[Element data from apps and pages]

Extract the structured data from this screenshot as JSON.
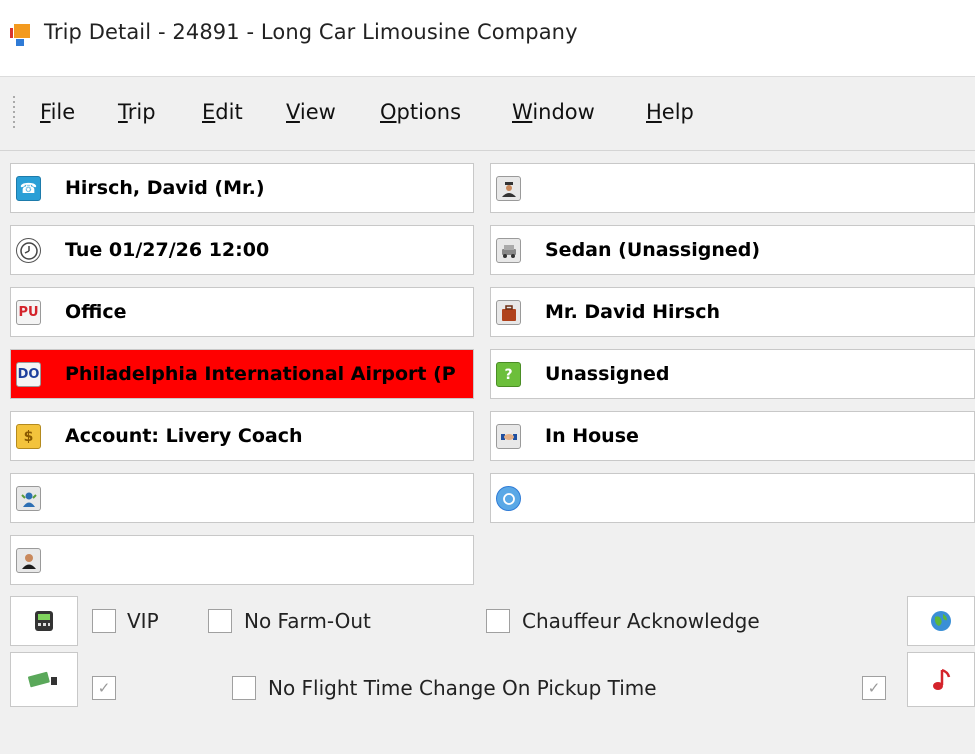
{
  "window": {
    "title": "Trip Detail - 24891 - Long Car Limousine Company"
  },
  "menu": {
    "file": {
      "u": "F",
      "rest": "ile"
    },
    "trip": {
      "u": "T",
      "rest": "rip"
    },
    "edit": {
      "u": "E",
      "rest": "dit"
    },
    "view": {
      "u": "V",
      "rest": "iew"
    },
    "options": {
      "u": "O",
      "rest": "ptions"
    },
    "window": {
      "u": "W",
      "rest": "indow"
    },
    "help": {
      "u": "H",
      "rest": "elp"
    }
  },
  "left_fields": {
    "passenger": "Hirsch, David (Mr.)",
    "datetime": "Tue 01/27/26 12:00",
    "pickup_badge": "PU",
    "pickup": "Office",
    "dropoff_badge": "DO",
    "dropoff": "Philadelphia International Airport (P",
    "billing": "Account: Livery Coach",
    "agent": "",
    "contact": ""
  },
  "right_fields": {
    "chauffeur": "",
    "vehicle": "Sedan (Unassigned)",
    "luggage_passenger": "Mr. David Hirsch",
    "status": "Unassigned",
    "affiliate": "In House",
    "recurring": ""
  },
  "options": {
    "vip": "VIP",
    "no_farm_out": "No Farm-Out",
    "chauffeur_ack": "Chauffeur Acknowledge",
    "no_flight_time": "No Flight Time Change On Pickup Time",
    "check_mark": "✓"
  },
  "colors": {
    "dropoff_bg": "#ff0000",
    "accent": "#2f7bd6"
  }
}
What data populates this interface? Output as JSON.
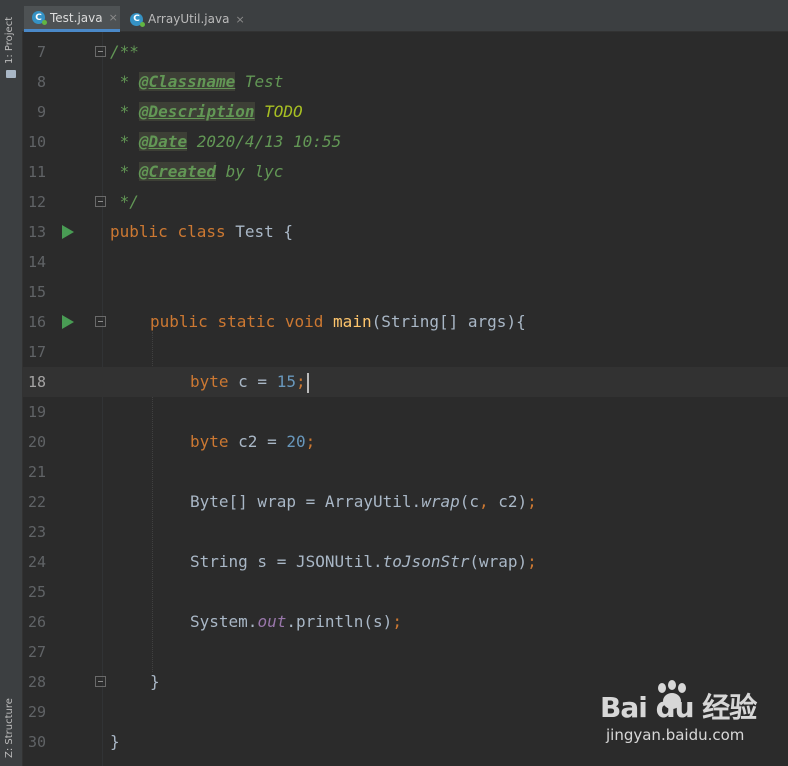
{
  "sidebar": {
    "project_tab": "1: Project",
    "structure_tab": "Z: Structure"
  },
  "tabs": [
    {
      "label": "Test.java",
      "active": true,
      "close": "×"
    },
    {
      "label": "ArrayUtil.java",
      "active": false,
      "close": "×"
    }
  ],
  "class_icon_letter": "C",
  "colors": {
    "keyword": "#cc7832",
    "number": "#6897bb",
    "method": "#ffc66d",
    "doc": "#629755",
    "todo": "#a8c023",
    "field": "#9876aa",
    "run_icon": "#499c54",
    "active_tab_underline": "#4a88c7"
  },
  "icons": {
    "run": "run-triangle-icon",
    "fold": "fold-minus-icon",
    "class": "class-c-icon",
    "close": "close-icon"
  },
  "current_line": 18,
  "code": {
    "l7": {
      "open": "/**"
    },
    "l8": {
      "star": " * ",
      "tag": "@Classname",
      "text": " Test"
    },
    "l9": {
      "star": " * ",
      "tag": "@Description",
      "text": " TODO"
    },
    "l10": {
      "star": " * ",
      "tag": "@Date",
      "text": " 2020/4/13 10:55"
    },
    "l11": {
      "star": " * ",
      "tag": "@Created",
      "text": " by lyc"
    },
    "l12": {
      "close": " */"
    },
    "l13": {
      "kw1": "public",
      "kw2": "class",
      "name": "Test",
      "brace": "{"
    },
    "l16": {
      "kw1": "public",
      "kw2": "static",
      "kw3": "void",
      "method": "main",
      "params": "(String[] args){"
    },
    "l18": {
      "type": "byte",
      "decl": " c = ",
      "num": "15",
      "semi": ";"
    },
    "l20": {
      "type": "byte",
      "decl": " c2 = ",
      "num": "20",
      "semi": ";"
    },
    "l22": {
      "pre": "Byte[] wrap = ArrayUtil.",
      "call": "wrap",
      "args1": "(c",
      "comma": ",",
      "args2": " c2)",
      "semi": ";"
    },
    "l24": {
      "pre": "String s = JSONUtil.",
      "call": "toJsonStr",
      "args": "(wrap)",
      "semi": ";"
    },
    "l26": {
      "pre": "System.",
      "field": "out",
      "rest": ".println(s)",
      "semi": ";"
    },
    "l28": {
      "brace": "}"
    },
    "l30": {
      "brace": "}"
    }
  },
  "line_numbers": [
    "7",
    "8",
    "9",
    "10",
    "11",
    "12",
    "13",
    "14",
    "15",
    "16",
    "17",
    "18",
    "19",
    "20",
    "21",
    "22",
    "23",
    "24",
    "25",
    "26",
    "27",
    "28",
    "29",
    "30"
  ],
  "watermark": {
    "brand": "Bai du 经验",
    "url": "jingyan.baidu.com"
  }
}
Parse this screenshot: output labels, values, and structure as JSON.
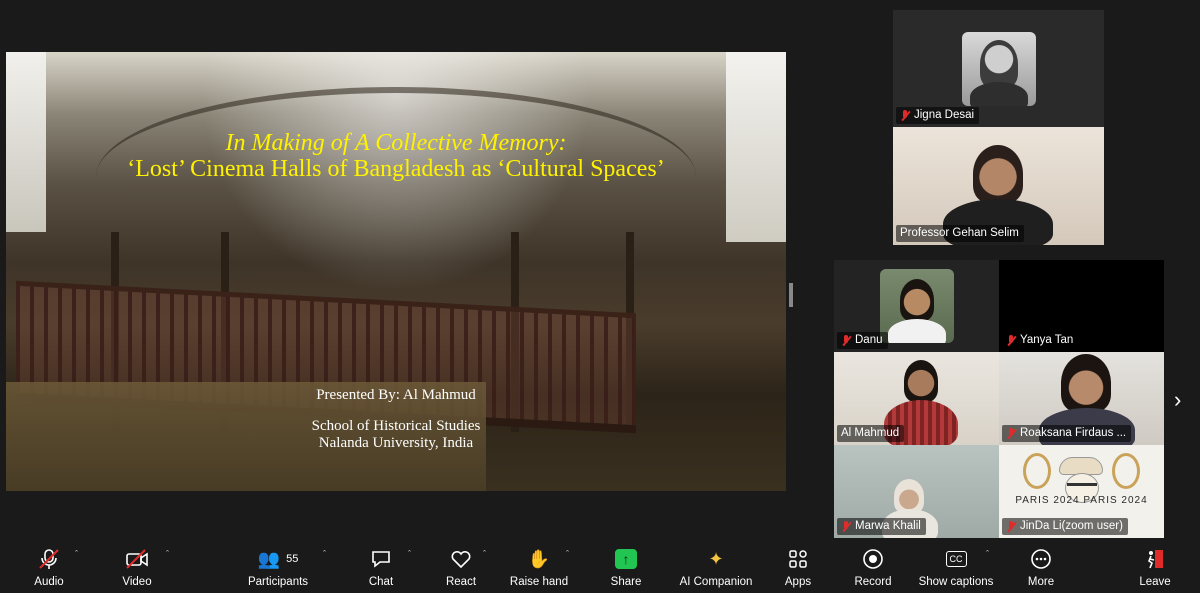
{
  "slide": {
    "title_line1": "In Making of A Collective Memory:",
    "title_line2": "‘Lost’ Cinema Halls of Bangladesh as ‘Cultural Spaces’",
    "presenter": "Presented By: Al Mahmud",
    "school": "School of  Historical Studies",
    "university": "Nalanda University, India"
  },
  "participants_tiles": [
    {
      "name": "Jigna Desai",
      "muted": true
    },
    {
      "name": "Professor Gehan Selim",
      "muted": false
    },
    {
      "name": "Danu",
      "muted": true
    },
    {
      "name": "Yanya Tan",
      "muted": true
    },
    {
      "name": "Al Mahmud",
      "muted": false
    },
    {
      "name": "Roaksana Firdaus ...",
      "muted": true
    },
    {
      "name": "Marwa Khalil",
      "muted": true
    },
    {
      "name": "JinDa Li(zoom user)",
      "muted": true
    }
  ],
  "paris_logo_text": "PARIS 2024 PARIS 2024",
  "toolbar": {
    "audio": "Audio",
    "video": "Video",
    "participants": "Participants",
    "participants_count": "55",
    "chat": "Chat",
    "react": "React",
    "raise_hand": "Raise hand",
    "share": "Share",
    "ai_companion": "AI Companion",
    "apps": "Apps",
    "record": "Record",
    "show_captions": "Show captions",
    "more": "More",
    "leave": "Leave"
  },
  "colors": {
    "slide_title": "#fff200",
    "share_green": "#23c552",
    "leave_red": "#e02b2b",
    "mute_red": "#e02b2b"
  }
}
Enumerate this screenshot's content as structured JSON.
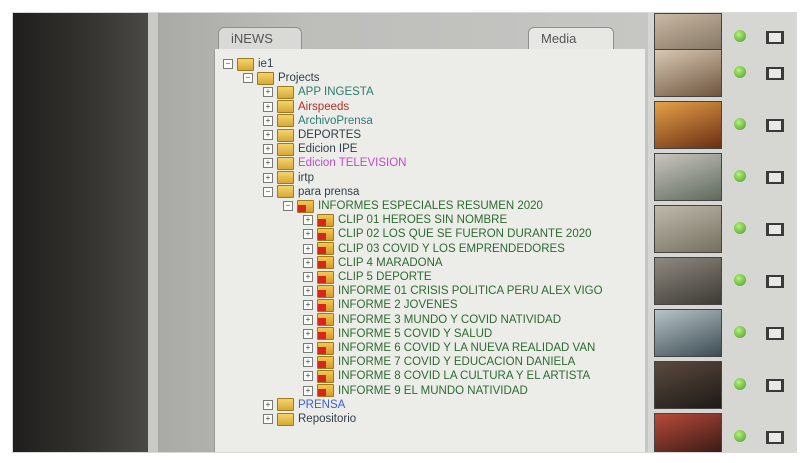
{
  "tabs": {
    "news": "iNEWS",
    "media": "Media"
  },
  "tree": [
    {
      "label": "ie1",
      "color": "dark",
      "level": 0,
      "toggle": "−"
    },
    {
      "label": "Projects",
      "color": "dark",
      "level": 1,
      "toggle": "−"
    },
    {
      "label": "APP INGESTA",
      "color": "teal",
      "level": 2,
      "toggle": "+"
    },
    {
      "label": "Airspeeds",
      "color": "red",
      "level": 2,
      "toggle": "+"
    },
    {
      "label": "ArchivoPrensa",
      "color": "teal",
      "level": 2,
      "toggle": "+"
    },
    {
      "label": "DEPORTES",
      "color": "dark",
      "level": 2,
      "toggle": "+"
    },
    {
      "label": "Edicion IPE",
      "color": "dark",
      "level": 2,
      "toggle": "+"
    },
    {
      "label": "Edicion TELEVISION",
      "color": "pink",
      "level": 2,
      "toggle": "+"
    },
    {
      "label": "irtp",
      "color": "dark",
      "level": 2,
      "toggle": "+"
    },
    {
      "label": "para prensa",
      "color": "dark",
      "level": 2,
      "toggle": "−"
    },
    {
      "label": "INFORMES ESPECIALES RESUMEN 2020",
      "color": "green",
      "level": 3,
      "toggle": "−",
      "red": true
    },
    {
      "label": "CLIP 01 HEROES SIN NOMBRE",
      "color": "green",
      "level": 4,
      "toggle": "+",
      "red": true
    },
    {
      "label": "CLIP 02 LOS QUE SE FUERON DURANTE 2020",
      "color": "green",
      "level": 4,
      "toggle": "+",
      "red": true
    },
    {
      "label": "CLIP 03 COVID Y LOS EMPRENDEDORES",
      "color": "green",
      "level": 4,
      "toggle": "+",
      "red": true
    },
    {
      "label": "CLIP 4 MARADONA",
      "color": "green",
      "level": 4,
      "toggle": "+",
      "red": true
    },
    {
      "label": "CLIP 5 DEPORTE",
      "color": "green",
      "level": 4,
      "toggle": "+",
      "red": true
    },
    {
      "label": "INFORME 01 CRISIS POLITICA PERU ALEX VIGO",
      "color": "green",
      "level": 4,
      "toggle": "+",
      "red": true
    },
    {
      "label": "INFORME 2 JOVENES",
      "color": "green",
      "level": 4,
      "toggle": "+",
      "red": true
    },
    {
      "label": "INFORME 3 MUNDO Y COVID NATIVIDAD",
      "color": "green",
      "level": 4,
      "toggle": "+",
      "red": true
    },
    {
      "label": "INFORME 5 COVID Y SALUD",
      "color": "green",
      "level": 4,
      "toggle": "+",
      "red": true
    },
    {
      "label": "INFORME 6 COVID Y LA NUEVA REALIDAD VAN",
      "color": "green",
      "level": 4,
      "toggle": "+",
      "red": true
    },
    {
      "label": "INFORME 7 COVID Y EDUCACION DANIELA",
      "color": "green",
      "level": 4,
      "toggle": "+",
      "red": true
    },
    {
      "label": "INFORME 8 COVID LA CULTURA Y EL ARTISTA",
      "color": "green",
      "level": 4,
      "toggle": "+",
      "red": true
    },
    {
      "label": "INFORME 9 EL MUNDO NATIVIDAD",
      "color": "green",
      "level": 4,
      "toggle": "+",
      "red": true
    },
    {
      "label": "PRENSA",
      "color": "blue",
      "level": 2,
      "toggle": "+"
    },
    {
      "label": "Repositorio",
      "color": "dark",
      "level": 2,
      "toggle": "+"
    }
  ],
  "thumbnails": [
    {
      "scene": "studio-scene",
      "colors": [
        "#c9b9a4",
        "#7a6b5a"
      ]
    },
    {
      "scene": "person-portrait",
      "colors": [
        "#d8c9b2",
        "#6f5540"
      ]
    },
    {
      "scene": "fire-scene",
      "colors": [
        "#e6a048",
        "#6a2e14"
      ]
    },
    {
      "scene": "crowd-outdoor",
      "colors": [
        "#c9c6bf",
        "#5e6a5c"
      ]
    },
    {
      "scene": "landscape-scene",
      "colors": [
        "#bfb9ac",
        "#75705f"
      ]
    },
    {
      "scene": "crowd-street",
      "colors": [
        "#8f8a80",
        "#3d3a35"
      ]
    },
    {
      "scene": "hospital-scene",
      "colors": [
        "#b7c4c9",
        "#3b4c52"
      ]
    },
    {
      "scene": "dark-room",
      "colors": [
        "#5b4a3e",
        "#1e1a17"
      ]
    },
    {
      "scene": "red-scene",
      "colors": [
        "#b84a3a",
        "#2a1512"
      ]
    }
  ],
  "colors": {
    "dark": "#2f3f49",
    "green": "#2c6b2f",
    "red": "#b23020",
    "teal": "#2d7a70",
    "pink": "#c04ac8",
    "blue": "#3b5fd8",
    "status_green": "#3f9c2a"
  }
}
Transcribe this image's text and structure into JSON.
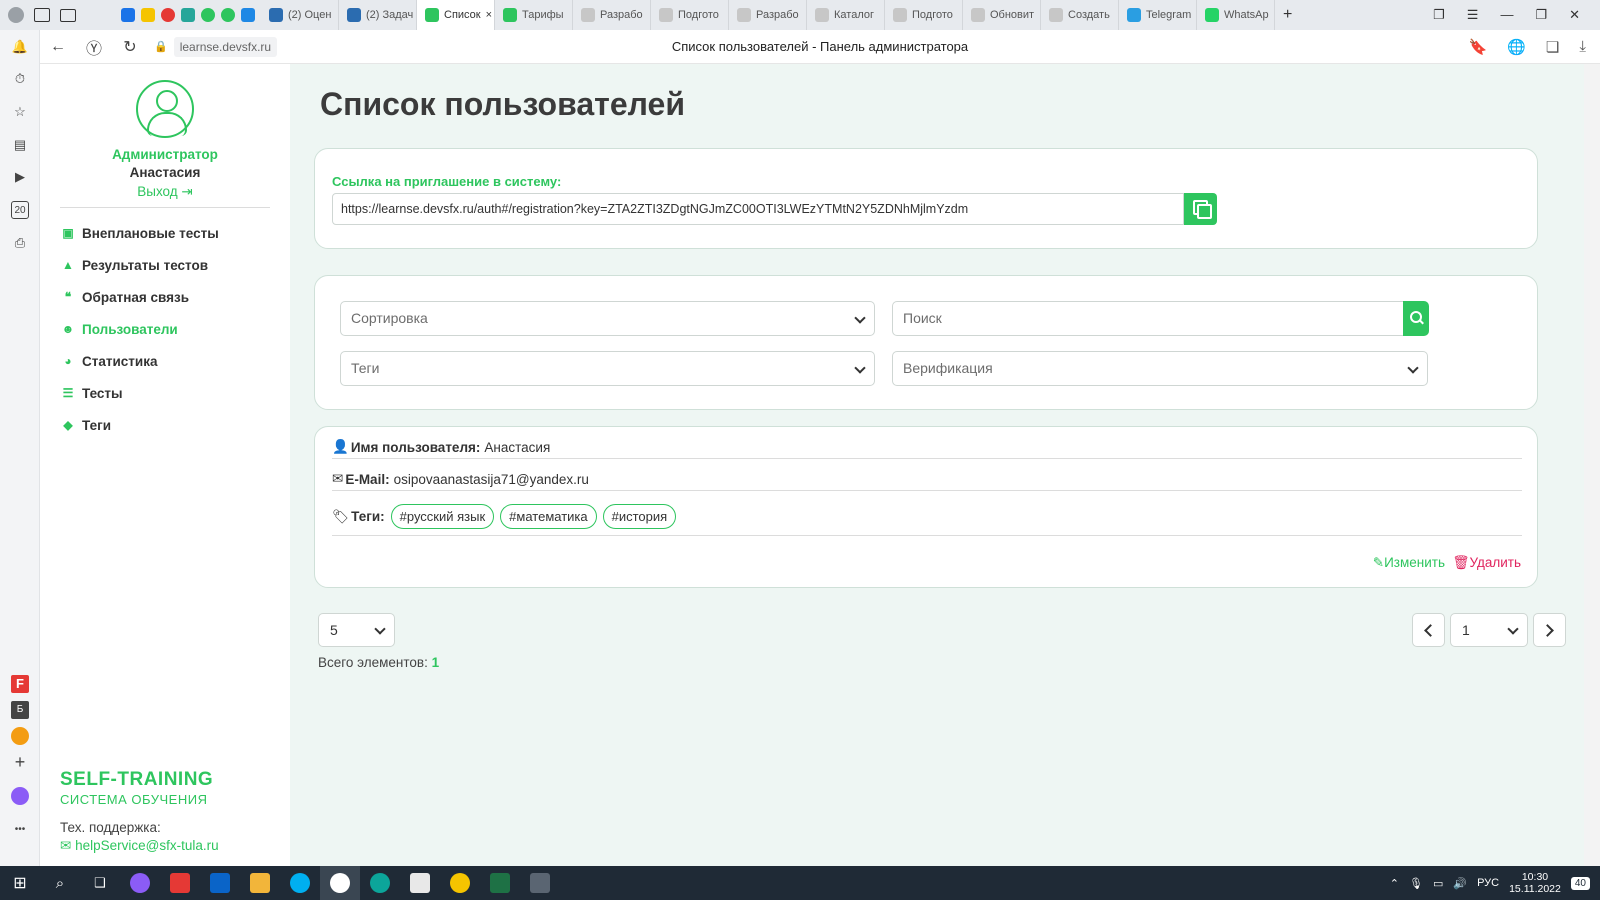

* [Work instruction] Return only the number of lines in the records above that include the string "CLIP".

* [Response for this exercise] 5